Exercise instructions
Report each line of the entries that contains the word "webp", copied in full.

Dataset records
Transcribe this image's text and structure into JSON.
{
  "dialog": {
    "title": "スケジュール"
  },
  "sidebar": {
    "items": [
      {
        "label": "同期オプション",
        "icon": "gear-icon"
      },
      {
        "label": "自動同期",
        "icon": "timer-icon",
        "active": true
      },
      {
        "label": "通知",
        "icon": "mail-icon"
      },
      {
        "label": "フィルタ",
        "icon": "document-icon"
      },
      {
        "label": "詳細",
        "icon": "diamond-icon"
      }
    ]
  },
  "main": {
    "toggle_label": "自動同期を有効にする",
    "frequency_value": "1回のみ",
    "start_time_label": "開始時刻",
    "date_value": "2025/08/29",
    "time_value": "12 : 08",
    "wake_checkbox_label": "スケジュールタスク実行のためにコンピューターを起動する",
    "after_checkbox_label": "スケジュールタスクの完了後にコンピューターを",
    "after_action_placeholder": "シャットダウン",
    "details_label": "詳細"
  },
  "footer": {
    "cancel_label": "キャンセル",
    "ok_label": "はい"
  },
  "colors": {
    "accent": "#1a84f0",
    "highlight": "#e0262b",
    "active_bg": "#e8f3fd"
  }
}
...
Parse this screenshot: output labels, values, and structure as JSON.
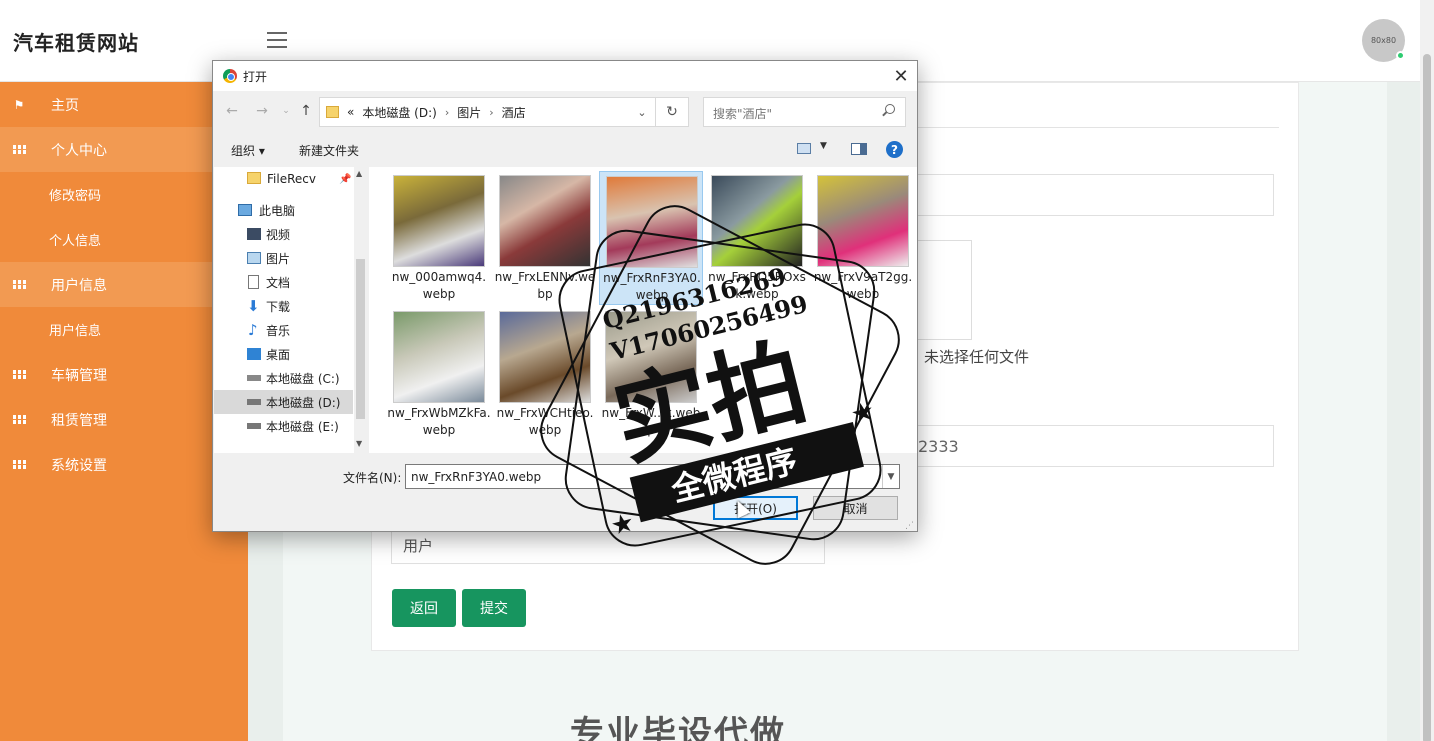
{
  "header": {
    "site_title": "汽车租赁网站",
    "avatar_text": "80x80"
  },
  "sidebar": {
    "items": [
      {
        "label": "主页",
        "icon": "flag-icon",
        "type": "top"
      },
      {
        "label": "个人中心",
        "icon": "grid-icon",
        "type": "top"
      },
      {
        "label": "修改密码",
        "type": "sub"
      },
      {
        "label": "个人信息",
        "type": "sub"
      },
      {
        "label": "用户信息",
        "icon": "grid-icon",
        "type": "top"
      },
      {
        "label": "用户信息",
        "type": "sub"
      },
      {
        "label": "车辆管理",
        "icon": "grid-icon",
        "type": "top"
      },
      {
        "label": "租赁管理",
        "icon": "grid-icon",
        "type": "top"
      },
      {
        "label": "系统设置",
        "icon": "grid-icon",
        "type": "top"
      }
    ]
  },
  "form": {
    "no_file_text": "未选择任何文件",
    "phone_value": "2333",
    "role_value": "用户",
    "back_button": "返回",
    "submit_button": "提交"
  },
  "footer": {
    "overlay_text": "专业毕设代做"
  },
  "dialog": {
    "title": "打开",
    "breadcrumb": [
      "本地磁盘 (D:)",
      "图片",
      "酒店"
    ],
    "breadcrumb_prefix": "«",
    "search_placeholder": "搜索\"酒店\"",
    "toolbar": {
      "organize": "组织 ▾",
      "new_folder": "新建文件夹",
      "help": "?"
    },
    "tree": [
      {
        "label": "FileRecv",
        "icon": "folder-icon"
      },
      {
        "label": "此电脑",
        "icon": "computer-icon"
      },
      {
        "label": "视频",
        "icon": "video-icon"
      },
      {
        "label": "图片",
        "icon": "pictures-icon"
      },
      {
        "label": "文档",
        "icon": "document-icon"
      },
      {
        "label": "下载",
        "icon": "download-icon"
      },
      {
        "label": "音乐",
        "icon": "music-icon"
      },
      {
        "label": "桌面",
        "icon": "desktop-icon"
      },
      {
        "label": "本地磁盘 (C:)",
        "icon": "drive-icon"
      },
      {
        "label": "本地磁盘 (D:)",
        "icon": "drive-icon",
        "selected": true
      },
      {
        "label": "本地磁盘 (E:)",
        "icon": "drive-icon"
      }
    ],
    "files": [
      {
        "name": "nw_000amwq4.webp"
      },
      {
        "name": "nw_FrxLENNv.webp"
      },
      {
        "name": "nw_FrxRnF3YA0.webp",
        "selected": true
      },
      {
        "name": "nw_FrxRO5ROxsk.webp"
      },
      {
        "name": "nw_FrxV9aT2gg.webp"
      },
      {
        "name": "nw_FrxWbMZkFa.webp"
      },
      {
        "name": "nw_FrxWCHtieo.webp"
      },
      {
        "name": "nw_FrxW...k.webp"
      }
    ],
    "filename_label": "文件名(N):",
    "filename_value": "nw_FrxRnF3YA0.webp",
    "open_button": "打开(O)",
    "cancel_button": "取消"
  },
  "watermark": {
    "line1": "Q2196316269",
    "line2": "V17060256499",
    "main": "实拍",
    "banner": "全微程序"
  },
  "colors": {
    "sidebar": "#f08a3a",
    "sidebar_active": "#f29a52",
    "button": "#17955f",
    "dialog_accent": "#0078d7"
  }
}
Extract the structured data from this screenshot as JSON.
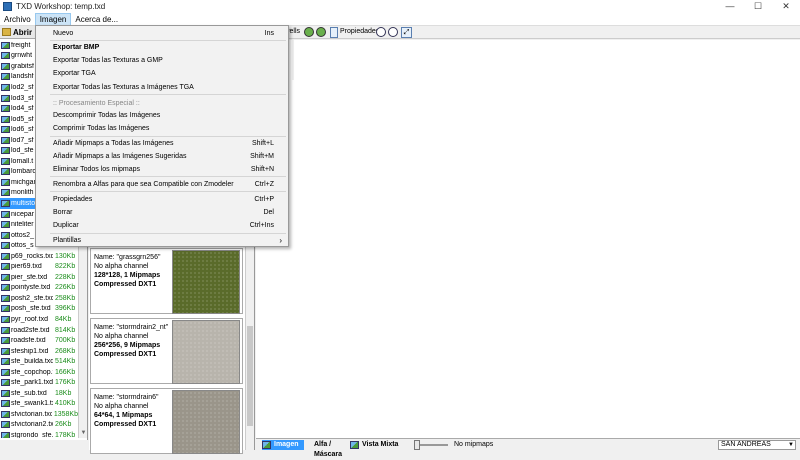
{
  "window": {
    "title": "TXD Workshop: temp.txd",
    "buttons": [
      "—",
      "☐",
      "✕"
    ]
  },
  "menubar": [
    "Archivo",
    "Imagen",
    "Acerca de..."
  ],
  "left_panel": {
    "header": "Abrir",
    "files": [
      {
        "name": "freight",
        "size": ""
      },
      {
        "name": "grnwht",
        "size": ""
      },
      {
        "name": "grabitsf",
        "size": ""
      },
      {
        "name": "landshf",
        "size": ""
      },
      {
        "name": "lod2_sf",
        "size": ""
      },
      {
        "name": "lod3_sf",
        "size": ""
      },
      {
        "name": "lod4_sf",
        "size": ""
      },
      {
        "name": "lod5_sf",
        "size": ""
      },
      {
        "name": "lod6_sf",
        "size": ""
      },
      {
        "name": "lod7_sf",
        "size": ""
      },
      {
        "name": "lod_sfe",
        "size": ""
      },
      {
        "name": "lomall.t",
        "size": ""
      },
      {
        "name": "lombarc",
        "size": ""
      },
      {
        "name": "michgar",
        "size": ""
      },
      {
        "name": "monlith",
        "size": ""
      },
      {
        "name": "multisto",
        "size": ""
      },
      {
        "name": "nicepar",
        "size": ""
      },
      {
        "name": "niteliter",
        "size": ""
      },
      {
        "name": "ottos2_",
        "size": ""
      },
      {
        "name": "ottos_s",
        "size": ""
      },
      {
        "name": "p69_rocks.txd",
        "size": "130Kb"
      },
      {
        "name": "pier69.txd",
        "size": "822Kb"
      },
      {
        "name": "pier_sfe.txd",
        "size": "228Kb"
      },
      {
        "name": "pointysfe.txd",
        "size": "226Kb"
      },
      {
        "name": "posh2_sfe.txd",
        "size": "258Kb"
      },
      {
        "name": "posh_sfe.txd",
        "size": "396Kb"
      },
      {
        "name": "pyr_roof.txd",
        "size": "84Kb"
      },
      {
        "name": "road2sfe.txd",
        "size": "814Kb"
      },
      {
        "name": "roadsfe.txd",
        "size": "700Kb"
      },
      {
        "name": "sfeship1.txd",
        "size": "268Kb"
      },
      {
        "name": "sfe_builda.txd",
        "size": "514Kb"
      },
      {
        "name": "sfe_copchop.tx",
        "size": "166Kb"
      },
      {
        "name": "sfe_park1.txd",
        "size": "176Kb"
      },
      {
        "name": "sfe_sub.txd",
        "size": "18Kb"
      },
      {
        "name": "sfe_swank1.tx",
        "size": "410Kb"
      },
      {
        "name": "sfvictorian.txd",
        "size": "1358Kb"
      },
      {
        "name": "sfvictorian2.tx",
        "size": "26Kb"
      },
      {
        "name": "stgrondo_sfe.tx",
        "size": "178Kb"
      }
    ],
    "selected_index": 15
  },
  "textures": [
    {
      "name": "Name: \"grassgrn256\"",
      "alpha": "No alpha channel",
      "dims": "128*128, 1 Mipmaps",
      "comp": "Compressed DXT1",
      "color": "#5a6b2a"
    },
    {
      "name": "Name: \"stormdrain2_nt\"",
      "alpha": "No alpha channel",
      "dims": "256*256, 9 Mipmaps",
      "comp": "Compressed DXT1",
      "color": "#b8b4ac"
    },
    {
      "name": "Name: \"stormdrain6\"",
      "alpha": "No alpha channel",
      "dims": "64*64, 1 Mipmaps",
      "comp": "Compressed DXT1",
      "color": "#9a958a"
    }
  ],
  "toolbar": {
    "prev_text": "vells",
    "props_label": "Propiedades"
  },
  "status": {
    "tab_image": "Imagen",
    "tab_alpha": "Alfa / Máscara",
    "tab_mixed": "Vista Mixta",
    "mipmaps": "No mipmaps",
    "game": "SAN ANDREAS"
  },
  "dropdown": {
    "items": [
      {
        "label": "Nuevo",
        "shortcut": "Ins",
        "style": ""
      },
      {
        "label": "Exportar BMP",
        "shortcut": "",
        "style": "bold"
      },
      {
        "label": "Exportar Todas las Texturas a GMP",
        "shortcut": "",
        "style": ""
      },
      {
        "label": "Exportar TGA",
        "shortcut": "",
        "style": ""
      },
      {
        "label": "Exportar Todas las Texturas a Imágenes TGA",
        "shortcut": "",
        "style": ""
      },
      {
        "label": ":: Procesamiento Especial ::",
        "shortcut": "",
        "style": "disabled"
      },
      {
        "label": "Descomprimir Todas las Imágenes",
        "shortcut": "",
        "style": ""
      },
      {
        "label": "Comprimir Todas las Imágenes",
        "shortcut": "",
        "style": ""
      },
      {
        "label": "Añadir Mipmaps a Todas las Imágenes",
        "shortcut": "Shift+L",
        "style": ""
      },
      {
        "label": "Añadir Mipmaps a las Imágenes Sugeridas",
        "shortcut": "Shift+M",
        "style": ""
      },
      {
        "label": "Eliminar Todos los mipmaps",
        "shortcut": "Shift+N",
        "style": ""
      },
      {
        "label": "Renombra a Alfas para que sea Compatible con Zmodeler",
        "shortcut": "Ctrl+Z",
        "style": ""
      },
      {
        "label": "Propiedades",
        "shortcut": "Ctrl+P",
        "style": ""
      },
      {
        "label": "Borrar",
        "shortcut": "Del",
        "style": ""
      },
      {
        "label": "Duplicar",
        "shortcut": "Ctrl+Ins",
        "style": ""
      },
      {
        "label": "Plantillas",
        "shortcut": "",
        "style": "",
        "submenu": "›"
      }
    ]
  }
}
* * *
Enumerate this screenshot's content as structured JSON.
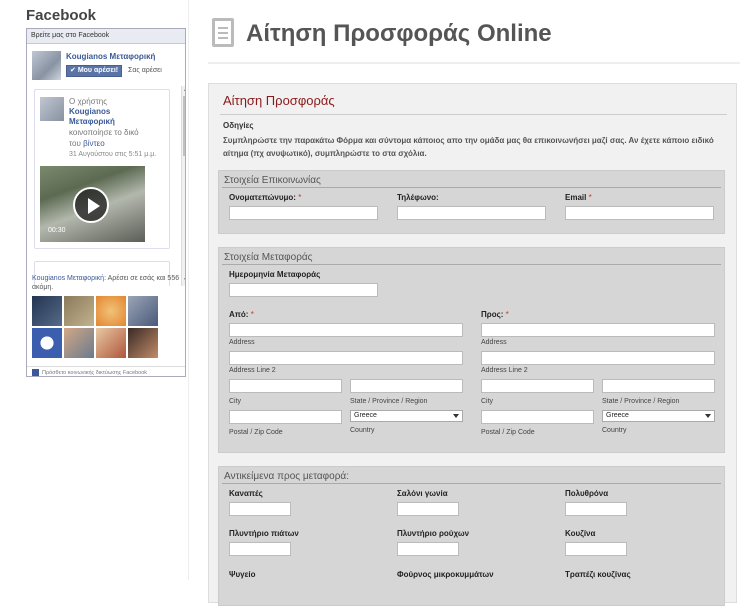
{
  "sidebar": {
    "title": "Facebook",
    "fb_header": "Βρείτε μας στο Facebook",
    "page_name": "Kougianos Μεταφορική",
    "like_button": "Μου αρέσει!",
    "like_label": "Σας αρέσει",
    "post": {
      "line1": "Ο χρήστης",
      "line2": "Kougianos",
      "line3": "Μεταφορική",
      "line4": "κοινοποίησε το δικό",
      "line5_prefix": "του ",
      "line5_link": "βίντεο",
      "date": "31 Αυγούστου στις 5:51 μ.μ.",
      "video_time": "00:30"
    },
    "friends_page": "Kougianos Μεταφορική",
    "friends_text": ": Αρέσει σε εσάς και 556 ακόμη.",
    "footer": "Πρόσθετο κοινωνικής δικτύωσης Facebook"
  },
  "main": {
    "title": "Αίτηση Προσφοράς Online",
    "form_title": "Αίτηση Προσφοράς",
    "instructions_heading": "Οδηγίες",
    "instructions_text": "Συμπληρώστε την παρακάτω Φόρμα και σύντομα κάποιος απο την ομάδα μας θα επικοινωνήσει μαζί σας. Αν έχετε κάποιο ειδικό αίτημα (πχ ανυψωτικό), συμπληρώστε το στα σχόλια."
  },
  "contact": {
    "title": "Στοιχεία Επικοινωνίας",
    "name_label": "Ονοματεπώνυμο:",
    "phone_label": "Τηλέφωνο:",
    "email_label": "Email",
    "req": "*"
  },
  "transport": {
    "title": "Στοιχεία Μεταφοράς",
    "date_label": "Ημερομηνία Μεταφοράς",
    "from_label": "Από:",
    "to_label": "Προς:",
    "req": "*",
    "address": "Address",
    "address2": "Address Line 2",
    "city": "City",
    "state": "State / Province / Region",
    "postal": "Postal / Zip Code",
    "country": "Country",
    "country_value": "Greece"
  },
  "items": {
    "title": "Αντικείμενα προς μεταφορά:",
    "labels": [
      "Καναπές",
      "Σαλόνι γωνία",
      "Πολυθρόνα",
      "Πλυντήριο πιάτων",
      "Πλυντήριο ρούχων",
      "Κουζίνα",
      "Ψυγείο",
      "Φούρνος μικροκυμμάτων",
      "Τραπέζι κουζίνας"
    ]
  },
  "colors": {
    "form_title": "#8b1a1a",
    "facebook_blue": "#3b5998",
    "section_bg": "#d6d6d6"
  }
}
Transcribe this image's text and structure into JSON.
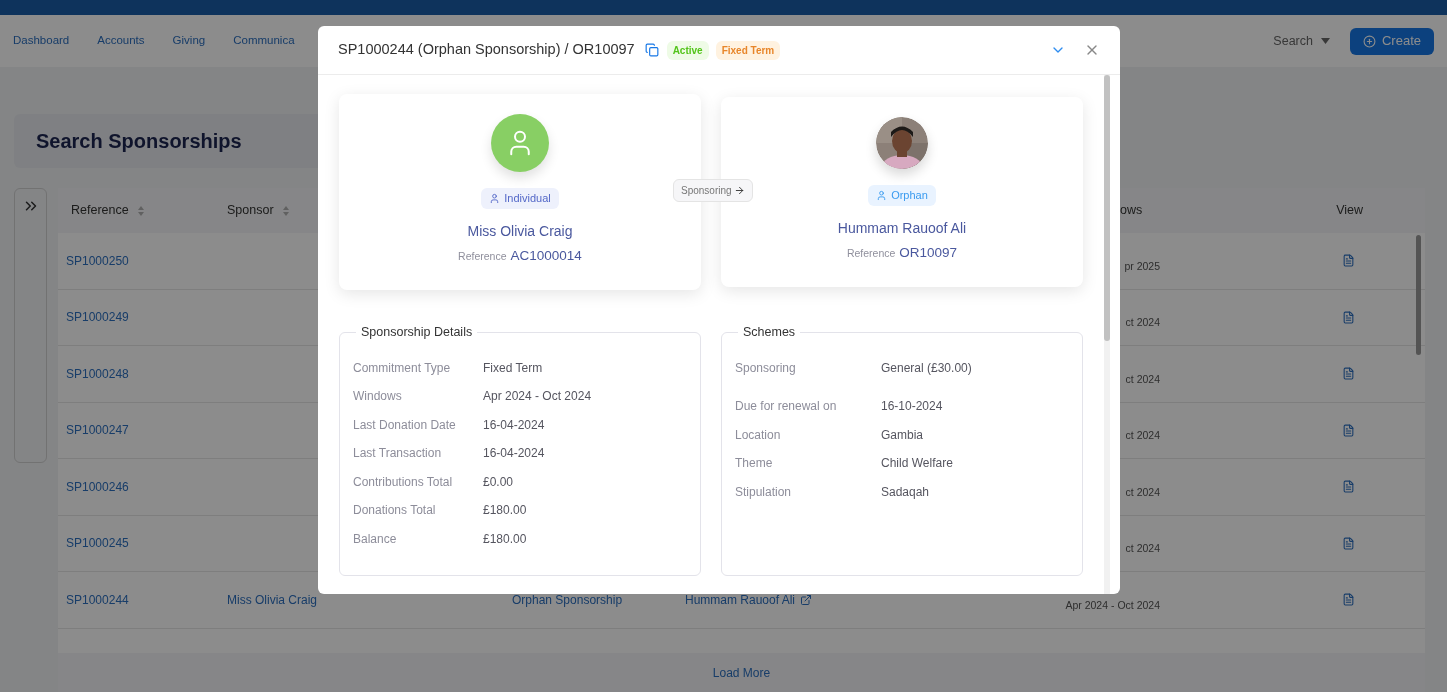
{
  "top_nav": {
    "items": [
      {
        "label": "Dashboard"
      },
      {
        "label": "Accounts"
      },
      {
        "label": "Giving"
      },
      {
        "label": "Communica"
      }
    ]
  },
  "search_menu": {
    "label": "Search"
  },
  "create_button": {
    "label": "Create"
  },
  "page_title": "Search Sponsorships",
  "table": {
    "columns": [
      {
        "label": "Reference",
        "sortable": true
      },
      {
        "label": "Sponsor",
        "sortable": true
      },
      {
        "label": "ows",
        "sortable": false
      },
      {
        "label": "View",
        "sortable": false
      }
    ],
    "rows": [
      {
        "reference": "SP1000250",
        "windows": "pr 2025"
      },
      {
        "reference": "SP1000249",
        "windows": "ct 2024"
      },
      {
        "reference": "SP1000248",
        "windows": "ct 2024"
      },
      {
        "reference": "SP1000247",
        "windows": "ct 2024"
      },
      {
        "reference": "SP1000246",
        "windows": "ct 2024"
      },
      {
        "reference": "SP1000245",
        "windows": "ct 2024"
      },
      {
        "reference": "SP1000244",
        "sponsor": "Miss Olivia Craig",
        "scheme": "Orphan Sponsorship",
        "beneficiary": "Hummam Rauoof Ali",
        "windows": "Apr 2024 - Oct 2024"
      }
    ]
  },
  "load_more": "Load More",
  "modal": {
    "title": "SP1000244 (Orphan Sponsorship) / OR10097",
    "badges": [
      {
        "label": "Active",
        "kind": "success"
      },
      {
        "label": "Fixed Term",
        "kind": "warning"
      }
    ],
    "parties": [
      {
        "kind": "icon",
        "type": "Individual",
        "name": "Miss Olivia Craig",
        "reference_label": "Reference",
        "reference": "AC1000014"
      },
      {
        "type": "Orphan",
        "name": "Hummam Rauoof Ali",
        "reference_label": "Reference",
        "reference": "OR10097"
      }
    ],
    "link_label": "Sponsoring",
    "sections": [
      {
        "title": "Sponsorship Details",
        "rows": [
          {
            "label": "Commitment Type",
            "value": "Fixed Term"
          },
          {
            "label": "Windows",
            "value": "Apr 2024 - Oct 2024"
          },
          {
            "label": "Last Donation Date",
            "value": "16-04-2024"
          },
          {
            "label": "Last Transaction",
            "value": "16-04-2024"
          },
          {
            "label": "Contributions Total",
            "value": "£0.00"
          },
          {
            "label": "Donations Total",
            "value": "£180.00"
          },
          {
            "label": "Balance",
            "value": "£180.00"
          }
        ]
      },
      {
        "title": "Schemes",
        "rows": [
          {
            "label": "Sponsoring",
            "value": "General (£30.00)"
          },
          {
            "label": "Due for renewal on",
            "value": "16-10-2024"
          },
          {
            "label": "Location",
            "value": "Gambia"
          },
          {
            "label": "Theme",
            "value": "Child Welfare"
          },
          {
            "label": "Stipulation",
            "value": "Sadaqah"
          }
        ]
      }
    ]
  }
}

Problem solution
        "name": "nw_000amwq4.webp"
        "name": "nw_FrxLENNv.webp"
        "name": "nw_FrxRnF3YA0.webp",
        "name": "nw_FrxRO5ROxsk.webp"
        "name": "nw_FrxV9aT2gg.webp"
        "name": "nw_FrxWbMZkFa.webp"
        "name": "nw_FrxWCHtieo.webp"
        "name": "nw_FrxW...k.webp"
    "filename_value": "nw_FrxRnF3YA0.webp",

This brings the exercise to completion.